[Web page and app entries]
== Segment start ==

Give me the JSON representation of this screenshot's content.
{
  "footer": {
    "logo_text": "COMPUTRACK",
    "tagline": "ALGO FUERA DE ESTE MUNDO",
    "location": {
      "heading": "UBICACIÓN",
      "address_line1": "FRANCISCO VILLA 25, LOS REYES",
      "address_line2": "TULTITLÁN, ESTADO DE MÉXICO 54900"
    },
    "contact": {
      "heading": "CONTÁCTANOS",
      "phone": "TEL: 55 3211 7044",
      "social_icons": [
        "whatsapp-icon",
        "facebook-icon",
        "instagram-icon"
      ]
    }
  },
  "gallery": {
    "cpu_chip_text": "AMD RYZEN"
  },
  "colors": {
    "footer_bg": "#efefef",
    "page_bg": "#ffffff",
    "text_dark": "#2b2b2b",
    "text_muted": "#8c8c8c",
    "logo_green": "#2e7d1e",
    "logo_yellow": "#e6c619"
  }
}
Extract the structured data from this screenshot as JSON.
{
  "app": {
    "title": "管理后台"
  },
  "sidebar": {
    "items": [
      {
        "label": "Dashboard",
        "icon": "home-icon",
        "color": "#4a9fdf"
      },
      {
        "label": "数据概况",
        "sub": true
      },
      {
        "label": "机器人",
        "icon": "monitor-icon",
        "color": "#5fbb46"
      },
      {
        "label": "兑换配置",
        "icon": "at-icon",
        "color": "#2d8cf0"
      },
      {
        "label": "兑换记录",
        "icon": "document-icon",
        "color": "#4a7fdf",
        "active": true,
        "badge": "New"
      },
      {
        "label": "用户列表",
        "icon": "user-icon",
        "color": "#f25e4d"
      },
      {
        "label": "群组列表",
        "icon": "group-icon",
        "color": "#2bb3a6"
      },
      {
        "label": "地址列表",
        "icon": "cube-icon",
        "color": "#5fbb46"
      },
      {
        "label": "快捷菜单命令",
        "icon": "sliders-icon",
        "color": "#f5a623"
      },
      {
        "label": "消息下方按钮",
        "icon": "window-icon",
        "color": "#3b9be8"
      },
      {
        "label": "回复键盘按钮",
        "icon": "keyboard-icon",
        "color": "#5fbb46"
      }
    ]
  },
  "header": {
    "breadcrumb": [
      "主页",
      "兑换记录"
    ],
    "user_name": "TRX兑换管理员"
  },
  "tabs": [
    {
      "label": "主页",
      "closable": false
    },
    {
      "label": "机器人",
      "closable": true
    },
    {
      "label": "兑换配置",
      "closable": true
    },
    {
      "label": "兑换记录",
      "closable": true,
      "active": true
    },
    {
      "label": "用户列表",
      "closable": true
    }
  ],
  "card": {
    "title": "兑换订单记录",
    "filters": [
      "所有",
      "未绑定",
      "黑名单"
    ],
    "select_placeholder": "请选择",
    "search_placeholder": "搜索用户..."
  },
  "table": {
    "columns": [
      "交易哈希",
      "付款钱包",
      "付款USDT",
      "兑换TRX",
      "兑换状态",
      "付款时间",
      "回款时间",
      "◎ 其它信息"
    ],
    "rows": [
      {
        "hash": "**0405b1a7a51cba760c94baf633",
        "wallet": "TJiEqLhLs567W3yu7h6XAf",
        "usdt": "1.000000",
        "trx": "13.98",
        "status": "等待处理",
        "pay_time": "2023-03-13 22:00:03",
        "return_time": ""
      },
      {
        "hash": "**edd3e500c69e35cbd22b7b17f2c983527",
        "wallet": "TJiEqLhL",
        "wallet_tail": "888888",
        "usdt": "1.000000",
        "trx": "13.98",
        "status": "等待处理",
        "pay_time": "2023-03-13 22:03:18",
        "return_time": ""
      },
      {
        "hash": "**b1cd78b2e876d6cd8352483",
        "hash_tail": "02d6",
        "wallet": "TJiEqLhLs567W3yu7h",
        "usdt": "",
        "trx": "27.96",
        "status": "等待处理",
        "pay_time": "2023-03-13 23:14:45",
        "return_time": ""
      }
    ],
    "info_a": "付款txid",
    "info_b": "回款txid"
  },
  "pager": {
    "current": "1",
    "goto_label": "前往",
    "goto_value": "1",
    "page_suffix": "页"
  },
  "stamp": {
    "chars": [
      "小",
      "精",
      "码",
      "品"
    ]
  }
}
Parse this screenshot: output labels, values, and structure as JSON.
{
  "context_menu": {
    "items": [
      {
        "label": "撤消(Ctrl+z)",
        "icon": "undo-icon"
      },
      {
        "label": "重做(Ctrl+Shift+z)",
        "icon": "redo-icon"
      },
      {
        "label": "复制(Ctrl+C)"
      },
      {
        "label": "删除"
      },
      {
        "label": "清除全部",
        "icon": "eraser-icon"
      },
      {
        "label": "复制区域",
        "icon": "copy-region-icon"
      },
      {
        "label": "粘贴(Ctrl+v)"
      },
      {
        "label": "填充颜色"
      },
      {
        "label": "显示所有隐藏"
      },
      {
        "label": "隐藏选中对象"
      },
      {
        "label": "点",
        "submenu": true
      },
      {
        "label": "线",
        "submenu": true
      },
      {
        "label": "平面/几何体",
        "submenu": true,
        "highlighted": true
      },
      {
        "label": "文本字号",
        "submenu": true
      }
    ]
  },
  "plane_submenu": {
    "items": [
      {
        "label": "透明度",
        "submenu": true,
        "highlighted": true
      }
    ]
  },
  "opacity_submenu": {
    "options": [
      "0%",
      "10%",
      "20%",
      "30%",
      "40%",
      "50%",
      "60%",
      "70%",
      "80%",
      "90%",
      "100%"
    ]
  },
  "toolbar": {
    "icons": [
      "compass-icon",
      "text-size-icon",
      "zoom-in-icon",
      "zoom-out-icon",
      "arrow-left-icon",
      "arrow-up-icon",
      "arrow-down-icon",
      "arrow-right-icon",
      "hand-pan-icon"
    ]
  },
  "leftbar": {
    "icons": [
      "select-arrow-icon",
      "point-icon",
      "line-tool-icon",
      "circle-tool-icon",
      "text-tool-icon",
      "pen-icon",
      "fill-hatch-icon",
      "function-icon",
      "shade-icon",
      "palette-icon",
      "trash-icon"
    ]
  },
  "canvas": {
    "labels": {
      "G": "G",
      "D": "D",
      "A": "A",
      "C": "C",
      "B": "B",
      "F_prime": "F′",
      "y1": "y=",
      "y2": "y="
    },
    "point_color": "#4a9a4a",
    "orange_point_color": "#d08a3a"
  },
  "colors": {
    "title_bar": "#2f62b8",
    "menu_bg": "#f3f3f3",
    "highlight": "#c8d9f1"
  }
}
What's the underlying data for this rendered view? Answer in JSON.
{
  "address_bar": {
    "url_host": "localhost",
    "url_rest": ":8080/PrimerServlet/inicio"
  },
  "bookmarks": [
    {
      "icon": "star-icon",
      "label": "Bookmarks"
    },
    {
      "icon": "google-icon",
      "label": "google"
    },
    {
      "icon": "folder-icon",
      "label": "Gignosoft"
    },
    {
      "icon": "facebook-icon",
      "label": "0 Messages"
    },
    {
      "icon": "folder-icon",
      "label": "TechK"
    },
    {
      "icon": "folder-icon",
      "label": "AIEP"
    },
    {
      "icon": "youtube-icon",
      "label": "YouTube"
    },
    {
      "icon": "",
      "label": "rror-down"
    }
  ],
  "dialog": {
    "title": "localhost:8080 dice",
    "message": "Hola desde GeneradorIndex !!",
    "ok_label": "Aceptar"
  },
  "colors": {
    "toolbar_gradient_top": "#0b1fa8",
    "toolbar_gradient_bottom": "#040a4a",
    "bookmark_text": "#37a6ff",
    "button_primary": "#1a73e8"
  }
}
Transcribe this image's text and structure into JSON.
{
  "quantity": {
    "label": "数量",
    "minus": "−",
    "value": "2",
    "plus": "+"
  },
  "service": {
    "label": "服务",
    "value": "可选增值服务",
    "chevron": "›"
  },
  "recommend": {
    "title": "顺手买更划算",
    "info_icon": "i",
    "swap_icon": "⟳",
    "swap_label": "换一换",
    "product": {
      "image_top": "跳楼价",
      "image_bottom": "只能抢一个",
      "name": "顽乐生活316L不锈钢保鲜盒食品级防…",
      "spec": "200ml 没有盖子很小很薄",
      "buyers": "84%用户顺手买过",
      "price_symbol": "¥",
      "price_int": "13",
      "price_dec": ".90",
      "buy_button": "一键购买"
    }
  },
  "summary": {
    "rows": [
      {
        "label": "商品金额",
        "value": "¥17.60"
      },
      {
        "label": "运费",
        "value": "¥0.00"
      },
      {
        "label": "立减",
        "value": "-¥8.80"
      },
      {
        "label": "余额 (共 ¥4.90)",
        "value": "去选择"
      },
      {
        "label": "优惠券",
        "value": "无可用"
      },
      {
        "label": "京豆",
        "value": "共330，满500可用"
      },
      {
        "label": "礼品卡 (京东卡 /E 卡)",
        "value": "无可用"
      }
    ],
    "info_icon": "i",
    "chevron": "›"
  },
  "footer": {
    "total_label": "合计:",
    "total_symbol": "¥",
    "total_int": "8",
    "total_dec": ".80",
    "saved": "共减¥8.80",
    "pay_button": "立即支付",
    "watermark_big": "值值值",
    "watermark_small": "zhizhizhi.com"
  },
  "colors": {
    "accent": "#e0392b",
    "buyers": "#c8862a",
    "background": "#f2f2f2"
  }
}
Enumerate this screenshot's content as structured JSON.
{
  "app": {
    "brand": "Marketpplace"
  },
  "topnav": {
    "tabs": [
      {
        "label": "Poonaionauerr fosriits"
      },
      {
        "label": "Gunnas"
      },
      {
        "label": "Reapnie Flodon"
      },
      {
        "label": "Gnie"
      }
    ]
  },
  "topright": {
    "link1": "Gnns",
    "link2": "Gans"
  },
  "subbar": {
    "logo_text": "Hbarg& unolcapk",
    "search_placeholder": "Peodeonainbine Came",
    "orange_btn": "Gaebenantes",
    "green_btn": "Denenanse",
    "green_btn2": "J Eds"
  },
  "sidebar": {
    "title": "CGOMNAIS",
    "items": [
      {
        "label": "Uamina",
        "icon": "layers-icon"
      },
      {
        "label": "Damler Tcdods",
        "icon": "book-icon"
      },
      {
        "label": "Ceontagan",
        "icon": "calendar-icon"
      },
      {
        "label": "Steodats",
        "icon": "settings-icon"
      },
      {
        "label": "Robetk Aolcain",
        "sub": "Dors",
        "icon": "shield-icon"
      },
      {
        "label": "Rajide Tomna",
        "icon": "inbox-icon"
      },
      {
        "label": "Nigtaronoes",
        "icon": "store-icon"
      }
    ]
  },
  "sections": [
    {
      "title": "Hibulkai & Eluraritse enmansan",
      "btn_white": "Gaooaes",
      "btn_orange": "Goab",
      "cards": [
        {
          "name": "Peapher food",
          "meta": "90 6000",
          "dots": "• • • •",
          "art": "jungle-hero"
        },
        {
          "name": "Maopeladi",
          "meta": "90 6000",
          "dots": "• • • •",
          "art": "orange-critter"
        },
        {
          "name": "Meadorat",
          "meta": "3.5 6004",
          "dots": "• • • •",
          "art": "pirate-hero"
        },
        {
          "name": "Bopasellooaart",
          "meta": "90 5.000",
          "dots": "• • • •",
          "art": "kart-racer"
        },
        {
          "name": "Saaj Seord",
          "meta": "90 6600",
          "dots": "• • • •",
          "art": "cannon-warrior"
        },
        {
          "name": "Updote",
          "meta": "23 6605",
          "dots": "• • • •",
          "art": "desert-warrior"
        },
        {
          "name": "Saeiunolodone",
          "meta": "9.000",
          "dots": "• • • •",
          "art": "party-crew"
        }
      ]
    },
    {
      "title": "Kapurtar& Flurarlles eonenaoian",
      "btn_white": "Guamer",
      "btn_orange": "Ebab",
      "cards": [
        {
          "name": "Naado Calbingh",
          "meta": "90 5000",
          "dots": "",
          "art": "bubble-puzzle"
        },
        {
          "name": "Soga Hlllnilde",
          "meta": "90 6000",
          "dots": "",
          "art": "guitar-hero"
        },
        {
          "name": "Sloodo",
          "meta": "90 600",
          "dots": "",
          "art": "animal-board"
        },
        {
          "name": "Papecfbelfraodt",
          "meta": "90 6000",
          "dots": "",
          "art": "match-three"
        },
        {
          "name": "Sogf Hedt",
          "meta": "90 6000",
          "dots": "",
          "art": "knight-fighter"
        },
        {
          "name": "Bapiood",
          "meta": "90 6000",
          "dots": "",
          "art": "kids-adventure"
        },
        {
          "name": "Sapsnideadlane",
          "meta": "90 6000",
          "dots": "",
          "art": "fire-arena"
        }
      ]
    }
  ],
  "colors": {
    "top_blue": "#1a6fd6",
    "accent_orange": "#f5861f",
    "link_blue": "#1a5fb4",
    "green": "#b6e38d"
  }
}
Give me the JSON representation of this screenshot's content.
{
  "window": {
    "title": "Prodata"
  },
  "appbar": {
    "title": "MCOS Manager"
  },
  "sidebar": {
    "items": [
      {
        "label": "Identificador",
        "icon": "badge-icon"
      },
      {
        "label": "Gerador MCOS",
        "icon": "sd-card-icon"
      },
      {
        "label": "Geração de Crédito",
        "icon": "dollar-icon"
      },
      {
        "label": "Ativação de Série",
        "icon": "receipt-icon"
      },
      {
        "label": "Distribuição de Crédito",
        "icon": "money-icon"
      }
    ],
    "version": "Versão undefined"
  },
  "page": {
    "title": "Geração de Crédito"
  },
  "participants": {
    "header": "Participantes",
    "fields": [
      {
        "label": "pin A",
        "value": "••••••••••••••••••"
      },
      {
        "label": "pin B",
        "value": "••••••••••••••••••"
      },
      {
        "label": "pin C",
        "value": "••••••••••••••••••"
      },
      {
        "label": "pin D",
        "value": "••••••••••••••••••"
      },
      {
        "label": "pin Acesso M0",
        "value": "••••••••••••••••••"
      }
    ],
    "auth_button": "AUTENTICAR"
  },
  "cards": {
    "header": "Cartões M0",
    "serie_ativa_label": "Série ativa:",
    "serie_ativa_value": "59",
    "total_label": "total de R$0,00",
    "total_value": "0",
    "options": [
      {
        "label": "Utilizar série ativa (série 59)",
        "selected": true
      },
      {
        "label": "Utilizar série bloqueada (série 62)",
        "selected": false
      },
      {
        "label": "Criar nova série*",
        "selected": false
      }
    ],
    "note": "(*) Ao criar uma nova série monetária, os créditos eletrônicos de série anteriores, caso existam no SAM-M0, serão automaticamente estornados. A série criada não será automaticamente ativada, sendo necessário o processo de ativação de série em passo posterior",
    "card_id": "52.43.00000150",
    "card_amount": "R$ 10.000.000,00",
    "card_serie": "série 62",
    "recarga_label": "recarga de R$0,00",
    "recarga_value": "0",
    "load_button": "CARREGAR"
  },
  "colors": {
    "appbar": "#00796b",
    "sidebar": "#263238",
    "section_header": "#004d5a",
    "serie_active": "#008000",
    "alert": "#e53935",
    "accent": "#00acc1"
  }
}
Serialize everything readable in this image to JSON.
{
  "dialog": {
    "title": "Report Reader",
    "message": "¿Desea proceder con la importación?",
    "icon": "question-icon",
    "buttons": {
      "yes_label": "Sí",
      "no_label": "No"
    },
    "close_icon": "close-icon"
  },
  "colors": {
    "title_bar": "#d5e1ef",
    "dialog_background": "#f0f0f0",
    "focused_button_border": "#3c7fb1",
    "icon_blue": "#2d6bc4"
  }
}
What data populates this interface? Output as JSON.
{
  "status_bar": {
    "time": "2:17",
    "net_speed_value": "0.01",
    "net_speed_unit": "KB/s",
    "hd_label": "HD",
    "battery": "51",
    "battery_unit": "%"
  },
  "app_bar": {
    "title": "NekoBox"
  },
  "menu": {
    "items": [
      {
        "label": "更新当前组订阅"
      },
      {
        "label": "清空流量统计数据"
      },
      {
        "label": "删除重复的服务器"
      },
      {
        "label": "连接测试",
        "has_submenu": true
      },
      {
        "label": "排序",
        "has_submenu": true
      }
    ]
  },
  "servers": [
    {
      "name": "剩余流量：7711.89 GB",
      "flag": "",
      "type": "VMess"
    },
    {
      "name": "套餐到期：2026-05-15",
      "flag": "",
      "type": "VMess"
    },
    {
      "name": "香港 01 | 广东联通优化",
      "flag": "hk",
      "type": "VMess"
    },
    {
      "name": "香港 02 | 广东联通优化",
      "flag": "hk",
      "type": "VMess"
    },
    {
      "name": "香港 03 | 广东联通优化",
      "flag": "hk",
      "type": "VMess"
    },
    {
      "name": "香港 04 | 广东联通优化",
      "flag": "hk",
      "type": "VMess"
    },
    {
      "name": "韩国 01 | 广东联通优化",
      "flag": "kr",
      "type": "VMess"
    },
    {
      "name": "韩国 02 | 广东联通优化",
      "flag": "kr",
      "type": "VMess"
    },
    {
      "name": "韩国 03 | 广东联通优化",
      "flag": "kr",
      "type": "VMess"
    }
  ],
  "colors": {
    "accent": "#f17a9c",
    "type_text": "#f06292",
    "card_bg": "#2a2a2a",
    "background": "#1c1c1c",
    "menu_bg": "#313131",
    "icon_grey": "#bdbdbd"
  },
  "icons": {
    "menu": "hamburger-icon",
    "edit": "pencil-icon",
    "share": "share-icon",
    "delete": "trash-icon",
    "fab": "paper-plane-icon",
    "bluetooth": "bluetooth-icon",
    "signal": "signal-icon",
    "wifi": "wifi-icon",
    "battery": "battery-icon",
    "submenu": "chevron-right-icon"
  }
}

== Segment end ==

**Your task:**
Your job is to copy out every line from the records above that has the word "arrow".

**Output for this task:**
      "arrow-left-icon",
      "arrow-up-icon",
      "arrow-down-icon",
      "arrow-right-icon",
      "select-arrow-icon",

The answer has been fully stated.